Component data from apps and pages
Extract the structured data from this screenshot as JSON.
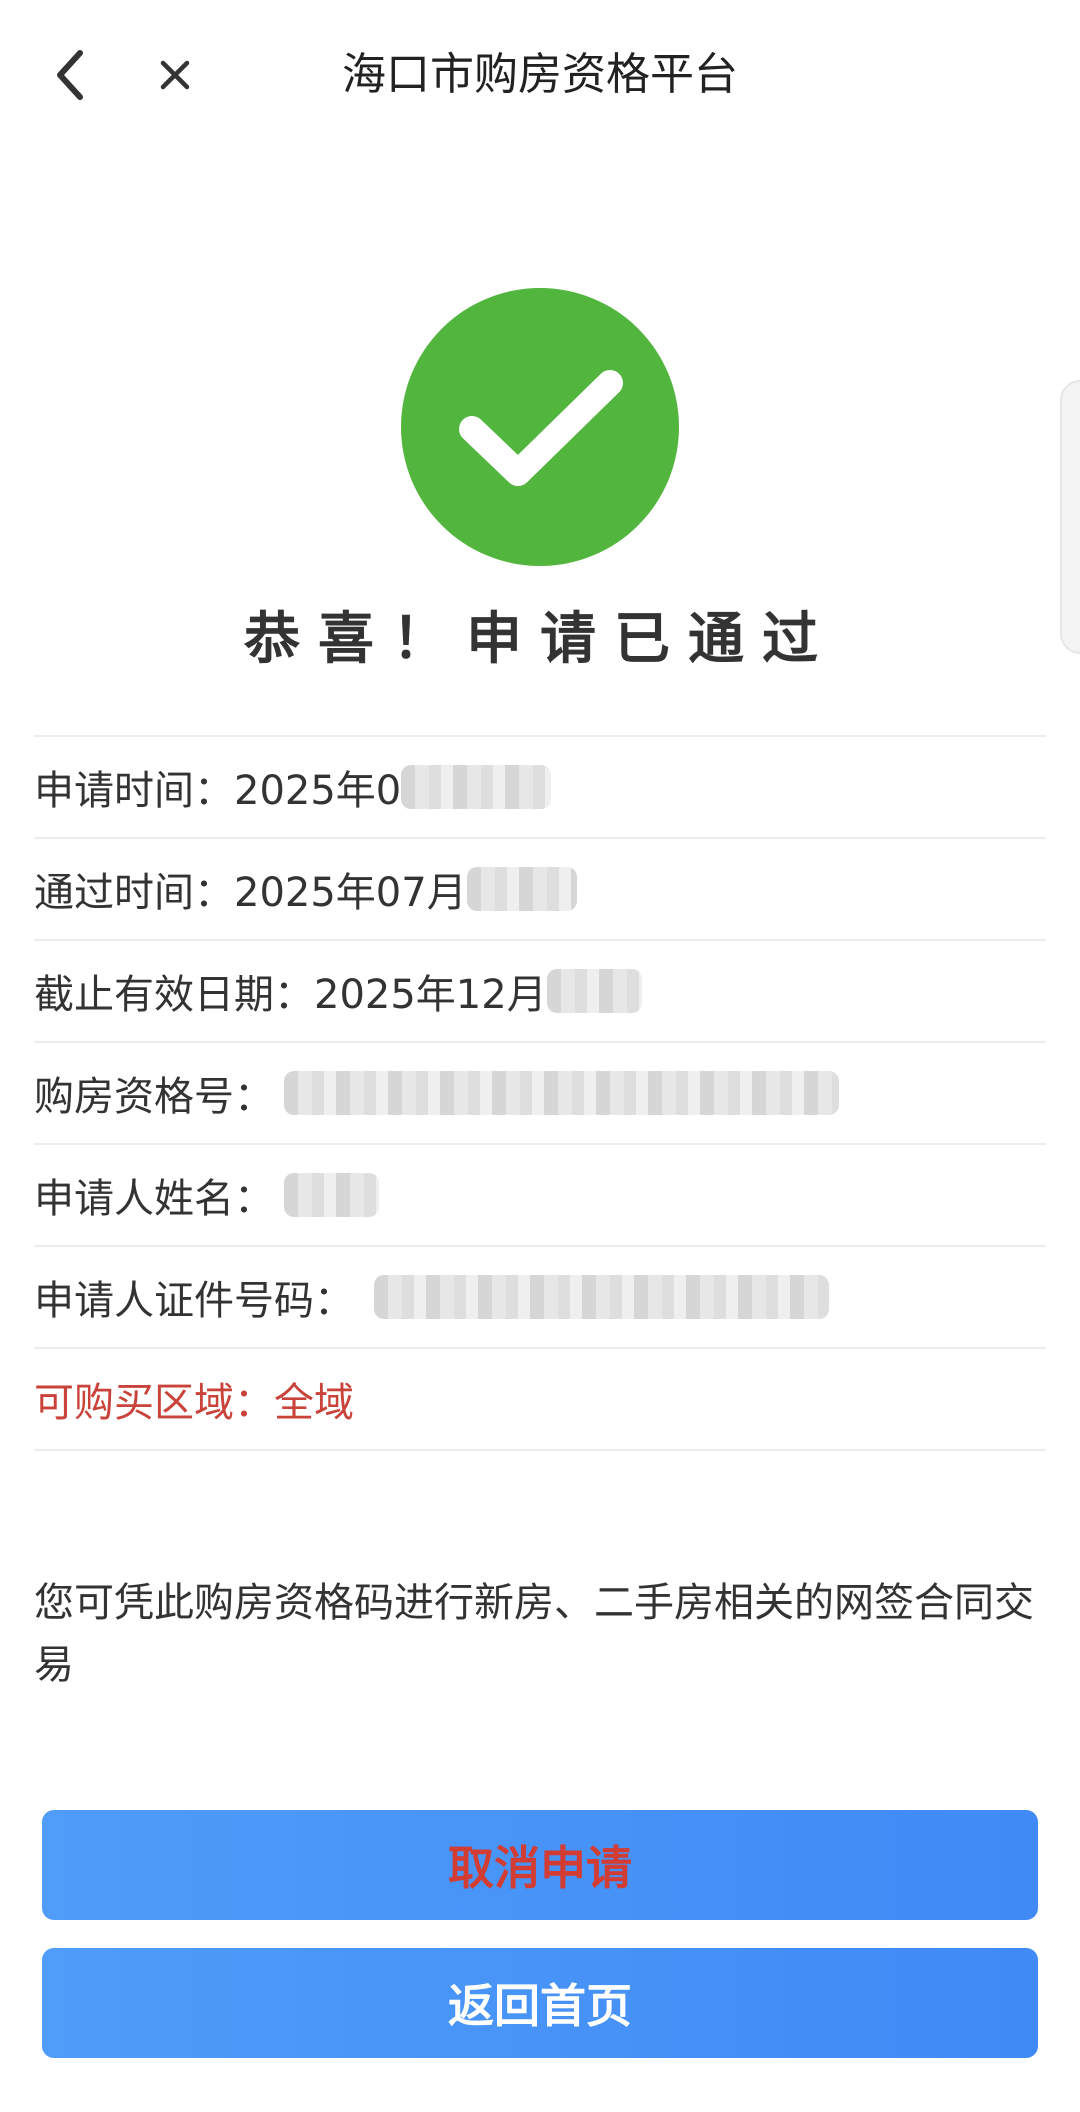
{
  "header": {
    "title": "海口市购房资格平台",
    "back_icon": "chevron-left-icon",
    "close_icon": "close-icon"
  },
  "result": {
    "icon": "check-circle-icon",
    "icon_color": "#52b63e",
    "title": "恭喜！申请已通过"
  },
  "info": {
    "apply_time_label": "申请时间：",
    "apply_time_value": "2025年0",
    "pass_time_label": "通过时间：",
    "pass_time_value": "2025年07月",
    "valid_until_label": "截止有效日期：",
    "valid_until_value": "2025年12月",
    "qualification_no_label": "购房资格号：",
    "applicant_name_label": "申请人姓名：",
    "applicant_id_label": "申请人证件号码：",
    "area_label": "可购买区域：",
    "area_value": "全域",
    "highlight_color": "#c9433a"
  },
  "note": "您可凭此购房资格码进行新房、二手房相关的网签合同交易",
  "buttons": {
    "cancel_label": "取消申请",
    "home_label": "返回首页",
    "background": "#4592f7",
    "cancel_text_color": "#d23c32"
  }
}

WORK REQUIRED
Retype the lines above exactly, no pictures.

WRITTEN REPLY
Extract the structured data from this screenshot as JSON.
{
  "header": {
    "title": "海口市购房资格平台",
    "back_icon": "chevron-left-icon",
    "close_icon": "close-icon"
  },
  "result": {
    "icon": "check-circle-icon",
    "icon_color": "#52b63e",
    "title": "恭喜！申请已通过"
  },
  "info": {
    "apply_time_label": "申请时间：",
    "apply_time_value": "2025年0",
    "pass_time_label": "通过时间：",
    "pass_time_value": "2025年07月",
    "valid_until_label": "截止有效日期：",
    "valid_until_value": "2025年12月",
    "qualification_no_label": "购房资格号：",
    "applicant_name_label": "申请人姓名：",
    "applicant_id_label": "申请人证件号码：",
    "area_label": "可购买区域：",
    "area_value": "全域",
    "highlight_color": "#c9433a"
  },
  "note": "您可凭此购房资格码进行新房、二手房相关的网签合同交易",
  "buttons": {
    "cancel_label": "取消申请",
    "home_label": "返回首页",
    "background": "#4592f7",
    "cancel_text_color": "#d23c32"
  }
}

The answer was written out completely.